[Dataset rows describing interfaces]

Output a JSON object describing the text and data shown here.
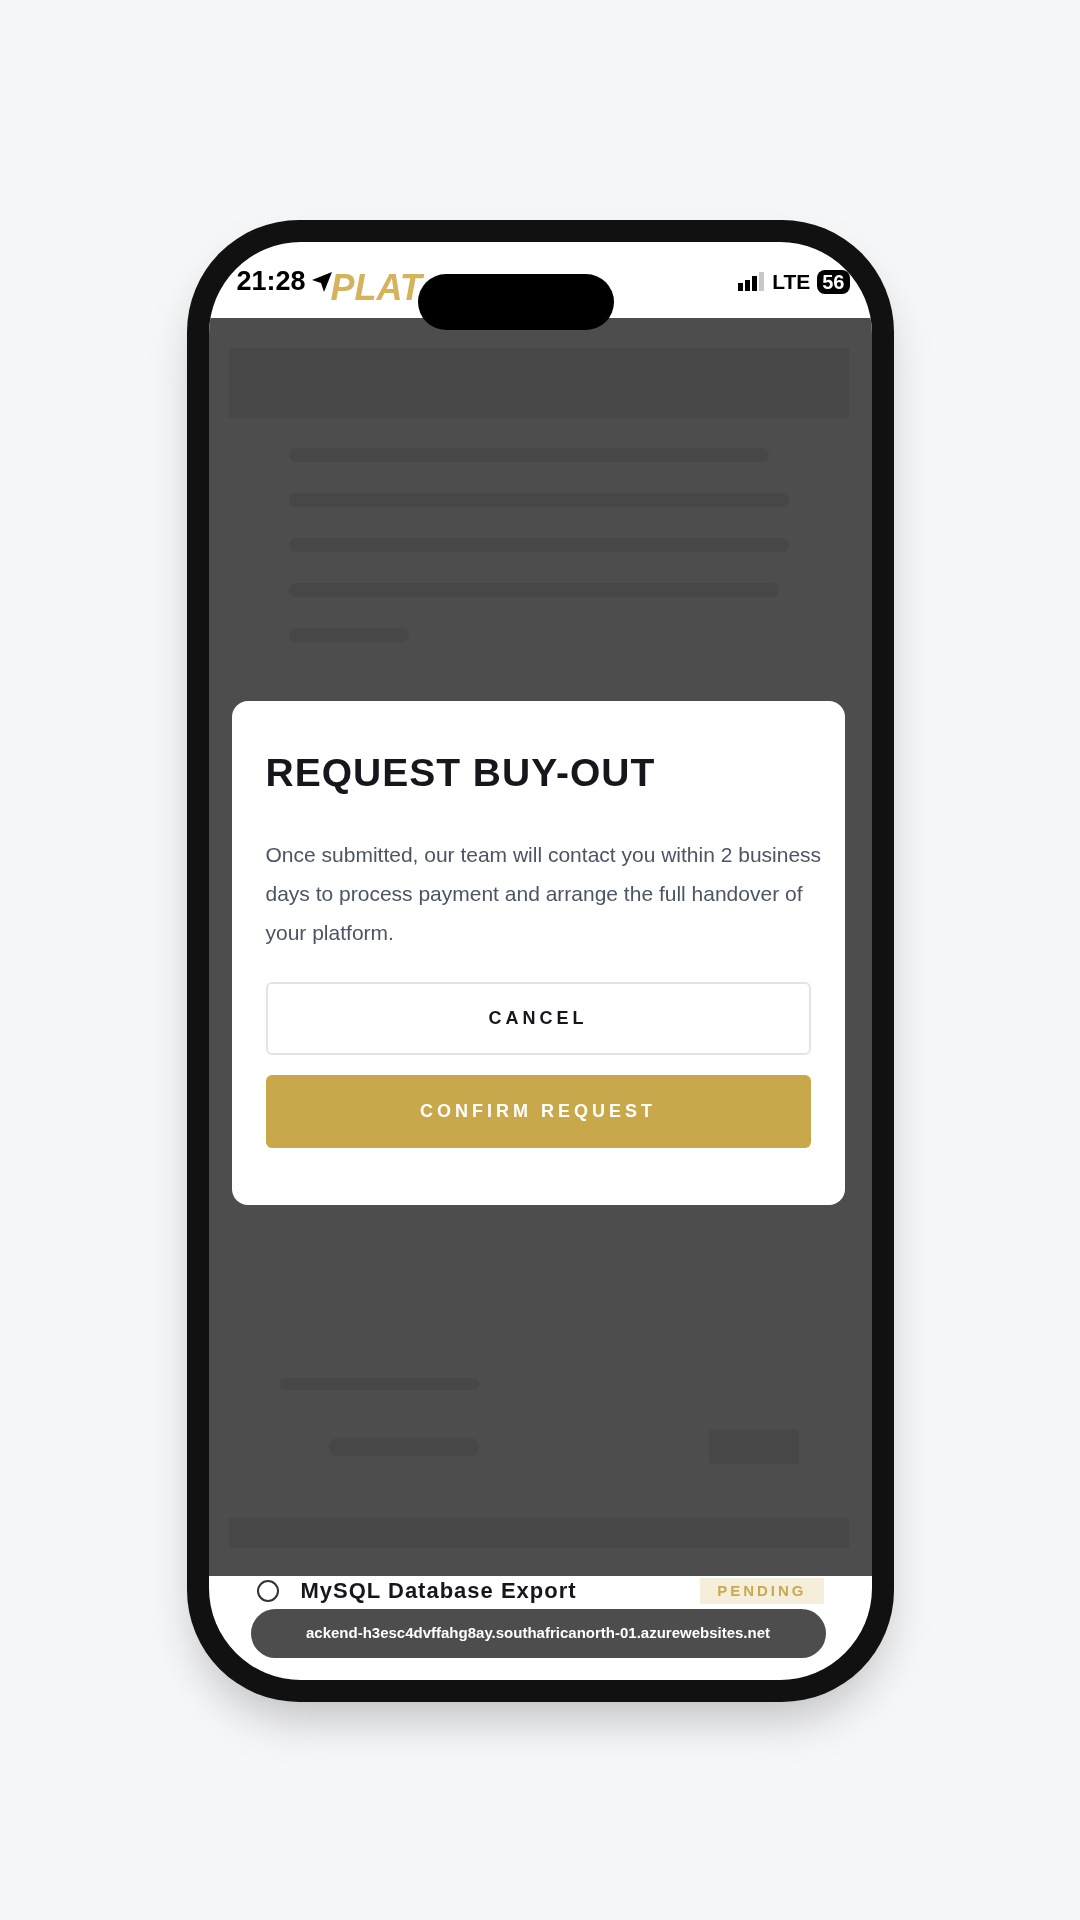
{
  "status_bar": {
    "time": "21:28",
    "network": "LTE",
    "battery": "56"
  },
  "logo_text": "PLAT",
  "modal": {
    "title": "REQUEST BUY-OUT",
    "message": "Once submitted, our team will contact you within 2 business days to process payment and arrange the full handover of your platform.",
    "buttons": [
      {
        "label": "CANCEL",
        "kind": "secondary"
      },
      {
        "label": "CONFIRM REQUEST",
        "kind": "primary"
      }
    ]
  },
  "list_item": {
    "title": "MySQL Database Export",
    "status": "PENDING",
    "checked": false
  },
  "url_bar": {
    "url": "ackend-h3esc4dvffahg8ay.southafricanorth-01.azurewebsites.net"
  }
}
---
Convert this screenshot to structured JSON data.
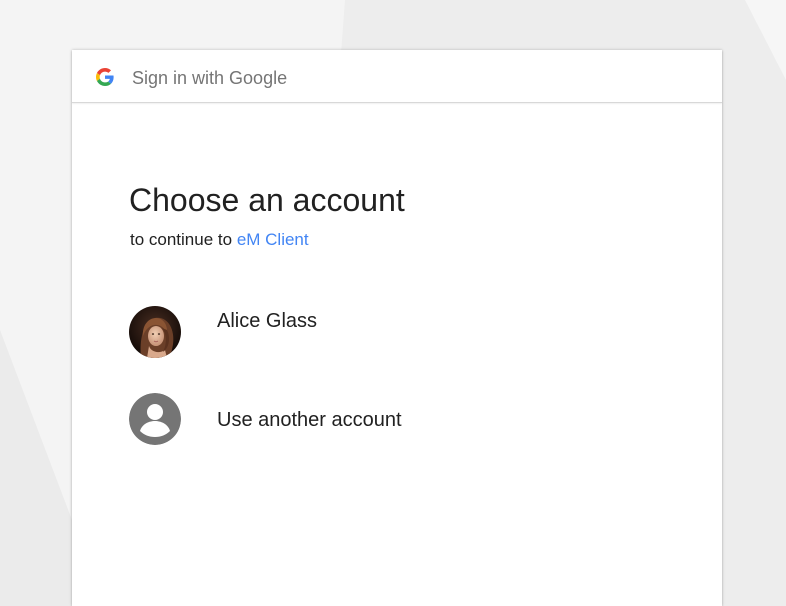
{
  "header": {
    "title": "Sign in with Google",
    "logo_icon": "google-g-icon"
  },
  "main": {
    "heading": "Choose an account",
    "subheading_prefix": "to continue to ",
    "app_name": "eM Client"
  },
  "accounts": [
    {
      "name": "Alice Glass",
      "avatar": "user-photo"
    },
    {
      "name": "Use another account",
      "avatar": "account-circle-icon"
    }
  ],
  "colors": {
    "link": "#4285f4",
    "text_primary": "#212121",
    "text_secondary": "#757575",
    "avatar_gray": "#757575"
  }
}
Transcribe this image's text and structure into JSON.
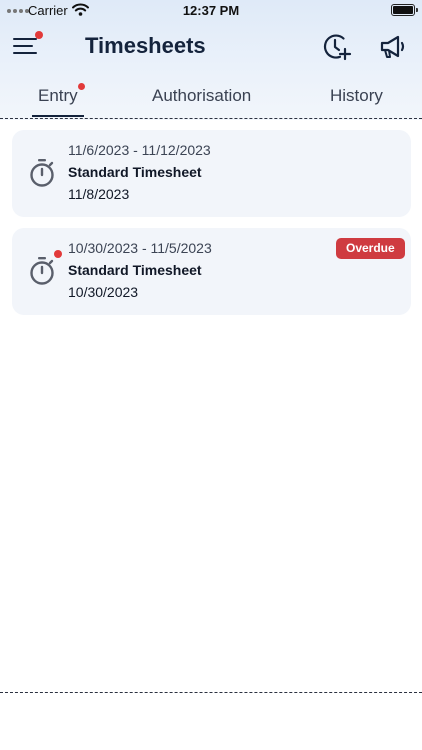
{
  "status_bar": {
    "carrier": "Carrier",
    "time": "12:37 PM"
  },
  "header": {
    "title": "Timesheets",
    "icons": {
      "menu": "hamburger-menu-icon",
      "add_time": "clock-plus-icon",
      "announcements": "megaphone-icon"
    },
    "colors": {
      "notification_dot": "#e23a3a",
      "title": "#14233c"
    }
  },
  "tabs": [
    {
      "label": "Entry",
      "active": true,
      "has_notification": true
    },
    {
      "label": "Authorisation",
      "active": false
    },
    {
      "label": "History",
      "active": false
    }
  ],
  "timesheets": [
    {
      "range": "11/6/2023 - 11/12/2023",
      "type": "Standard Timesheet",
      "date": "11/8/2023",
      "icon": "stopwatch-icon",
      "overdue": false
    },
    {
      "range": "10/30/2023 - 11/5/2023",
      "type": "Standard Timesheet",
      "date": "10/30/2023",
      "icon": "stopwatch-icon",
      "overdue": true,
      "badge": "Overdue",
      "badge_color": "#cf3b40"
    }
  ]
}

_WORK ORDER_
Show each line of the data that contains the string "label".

_ANSWER FOR THIS EXERCISE_
        "label": "CANCEL",
        "label": "CONFIRM REQUEST",
      "label": "Entry",
      "label": "Authorisation",
      "label": "History",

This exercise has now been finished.